It became clear early on that the stress of living in poverty played a big role in those children’s struggles. Counselors credit parents with attempting to break the cycle, but Guidance Center CEO Patricia Costales said she saw a need to do more.
The tipping point came in 2014, when the waiting list of children needing help grew significantly. Costales said she decided it was important to educate the community about the connection between poverty and mental health, and began exploring ways to make a documentary film. The result will debut Wednesday at the Art Theatre.
“I knew that once we were able to help the children on the waiting list there would still be others after them in need of the same services,” Costales said. “That caused me to consider how much more effective we could be in helping these children if we thought of their school, their neighborhood or their community as the client. This documentary is one piece of how we’re broadening our focus and empowering community members through trauma-informed education.”
Costales began looking for collaborators, and found them both in Long Beach and on Catalina Island, where the Guidance Center has operations. More people live below the poverty line in those areas than the national average.
Costales and clinical therapist Nathan Swaringen explain in the film how poverty can result in trauma that, in turn, causes mental health issues in children. When that situation is constant, the ongoing stress and trauma has a big impact on both adults’ and children’s brains.
“It’s not necessarily poverty that causes trauma; it’s the anxiety, chaos and uncertainty that comes with being poor,” Costales said. “That kid is not a bad kid. That kid is doing the best they can in really horrific circumstances. We might not be able to change their circumstances, but if we can create those safe relationships and a different understanding of their circumstances, then maybe it doesn’t have to have a catastrophic impact.”

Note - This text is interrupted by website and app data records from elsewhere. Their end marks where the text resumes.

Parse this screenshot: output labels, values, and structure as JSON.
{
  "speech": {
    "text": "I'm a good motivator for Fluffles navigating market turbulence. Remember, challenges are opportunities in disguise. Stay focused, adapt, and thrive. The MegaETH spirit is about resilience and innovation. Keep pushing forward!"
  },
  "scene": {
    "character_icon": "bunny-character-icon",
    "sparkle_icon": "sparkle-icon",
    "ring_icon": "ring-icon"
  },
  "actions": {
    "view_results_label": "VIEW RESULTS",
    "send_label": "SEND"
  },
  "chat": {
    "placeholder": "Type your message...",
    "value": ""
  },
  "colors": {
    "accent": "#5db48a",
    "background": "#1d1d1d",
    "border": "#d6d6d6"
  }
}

Experts in the field are interviewed in the documentary, as well as community leaders. Mayor Robert Garcia and Police Chief Robert Luna both talk about poverty’s impacts on the city, while Health and Human Services director Kelly Colopy and Tiffany Brown, assistant superintendent at Long Beach Unified School District, talk about the impacts of poverty on children. Emmy Award-winning filmmaker Matthew Murray agreed to produce the film alongside Costales, and brought in pros including cinematographer Evan Barthelman as well as composers Matt Pavolaitis and Colleen Grace. Filming began last year.
“The Bridge; Pathways to a Trauma-Informed Community,” will screen Wednesday at the Art Theatre. Doors open at 6 p.m. Tickets are free, but seating is limited. Reservations are recommended. Visit: www.tgclb.org/news-events/thebridgedoc/.
After the movie, there will be a panel to answer questions and discuss the issues raised by the film. For more information, go to www.tgclb.org/news-events/thebridgedoc/.
Harry Saltzgaver can be reached at firstname.lastname@example.org.